The Story: Whatever ground The Shadow and Night lost in the craft, it more than made up for in content. As long as you’re willing to accept the premise (a 12,000-year millennia reign of Christ, if I’m reading it correctly), this vividly demonstrates the darkness of evil and the brilliance of God’s grace: no theological conversations on the problem of evil here! It’s made real and tangible in a way I’ve seen few Christian books do, because Mr. Walley shows us these things. No preachiness, few spiritual internal monologues, soliloquies, or conversations.

And perhaps more amazing—or at least rare—Mr. Walley does all this without the graphic. He demonstrates the darkness of evil and the brilliance of God’s grace without the blood, gore, murders, bedroom scenes, or torture that many books seem to rely on. (Although there are a couple battles, the violence is kept to a minimal in description and aren’t the primary force behind the conflict and tension, but more the result of them.)

In short, this story may center on characters in their twenties, but the content is clean enough for even kids in their early teens, maybe even younger depending on parental restrictions.

Summary: While The Shadow and Night scores moderate points for its craft, the content ranks in the top five of books I’ve read. Therefore, my recommendation for The Shadow and Night is one I rarely give: This book is a must-read for most readers of Christian fiction, whether or not they normally like science-fiction. The story contained within is well-worth the time and any work to push past the technical stuff.

Rating: 4.6 out of 5

Can't wait to read this great book? Order here.

(Book 2, The Dark Foundations, reviewed here, and the review for book 3, Infinite Day, here.)

3 comments:

Valerie Comer said...

The point-of-no-return. Yes. I'd forgotten that term and its application here, but you're right. That's a large part of what makes the early chapters drag (IMO). Merral isn't committed to interacting.

rebeccagrabill said...

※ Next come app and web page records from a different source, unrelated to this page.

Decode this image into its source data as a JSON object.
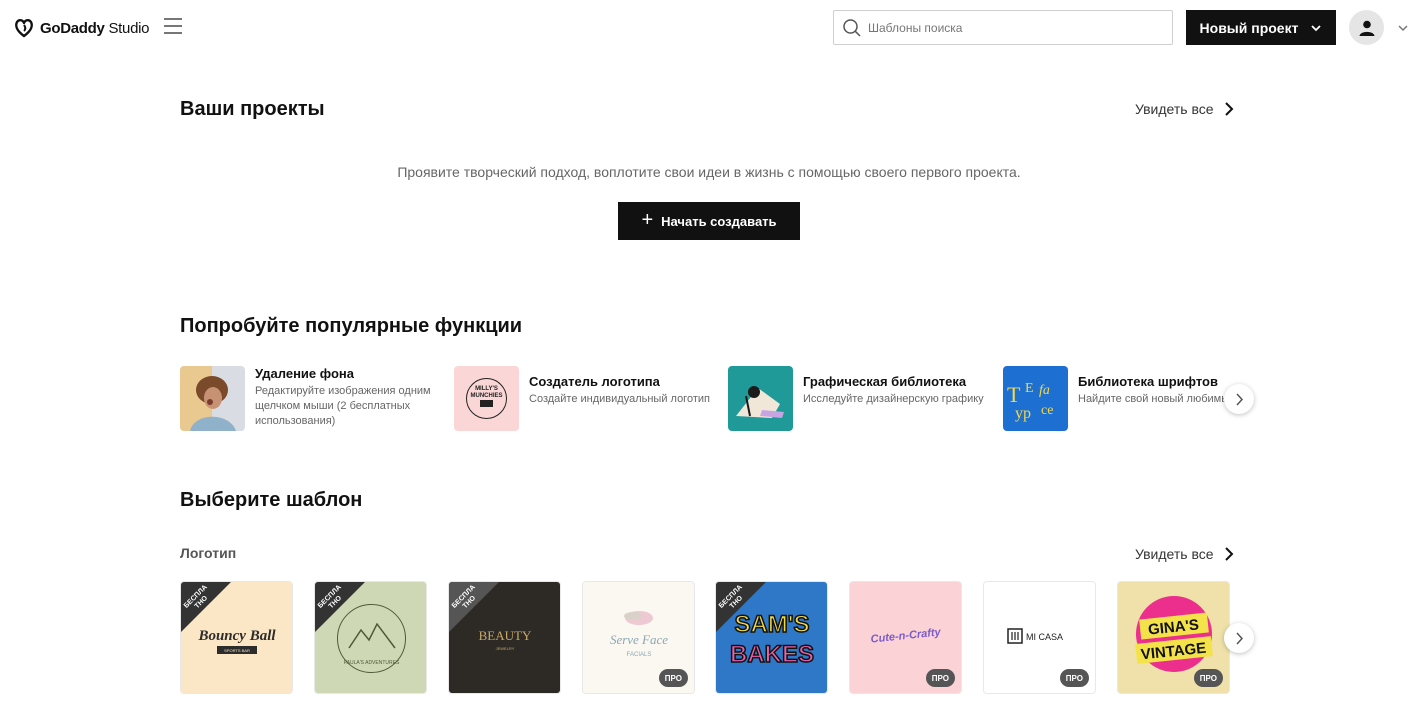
{
  "header": {
    "logo_brand": "GoDaddy",
    "logo_product": "Studio",
    "search_placeholder": "Шаблоны поиска",
    "new_project_label": "Новый проект"
  },
  "projects": {
    "title": "Ваши проекты",
    "see_all": "Увидеть все",
    "empty_message": "Проявите творческий подход, воплотите свои идеи в жизнь с помощью своего первого проекта.",
    "start_label": "Начать создавать"
  },
  "features": {
    "title": "Попробуйте популярные функции",
    "items": [
      {
        "title": "Удаление фона",
        "desc": "Редактируйте изображения одним щелчком мыши (2 бесплатных использования)"
      },
      {
        "title": "Создатель логотипа",
        "desc": "Создайте индивидуальный логотип"
      },
      {
        "title": "Графическая библиотека",
        "desc": "Исследуйте дизайнерскую графику"
      },
      {
        "title": "Библиотека шрифтов",
        "desc": "Найдите свой новый любимый шрифт"
      }
    ]
  },
  "templates": {
    "title": "Выберите шаблон",
    "category": "Логотип",
    "see_all": "Увидеть все",
    "free_badge": "БЕСПЛА ТНО",
    "pro_badge": "ПРО",
    "items": [
      {
        "text": "Bouncy Ball",
        "subtext": "SPORTS BAR",
        "bg": "#fbe7c6",
        "badge": "free"
      },
      {
        "text": "PAULA'S ADVENTURES",
        "subtext": "",
        "bg": "#cfd8b5",
        "badge": "free"
      },
      {
        "text": "BEAUTY",
        "subtext": "JEWELRY",
        "bg": "#2d2a26",
        "badge": "free"
      },
      {
        "text": "Serve Face",
        "subtext": "FACIALS",
        "bg": "#fbf8f2",
        "badge": "pro"
      },
      {
        "text": "SAM'S",
        "subtext": "BAKES",
        "bg": "#2f78c7",
        "badge": "free"
      },
      {
        "text": "Cute-n-Crafty",
        "subtext": "",
        "bg": "#fbd3d6",
        "badge": "pro"
      },
      {
        "text": "MI CASA",
        "subtext": "",
        "bg": "#ffffff",
        "badge": "pro"
      },
      {
        "text": "GINA'S",
        "subtext": "VINTAGE",
        "bg": "#efe1a9",
        "badge": "pro"
      }
    ]
  }
}
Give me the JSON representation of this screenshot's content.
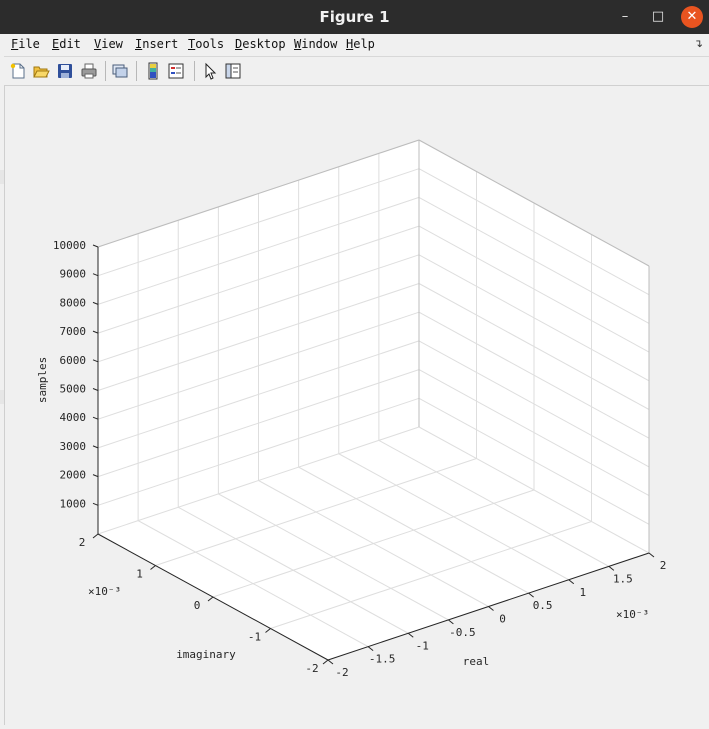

Wow! Incredibly thorough and rich review. Great insight on the "point of no return" bit, too.

PLTK said...

I agree that the content of these books was outstanding.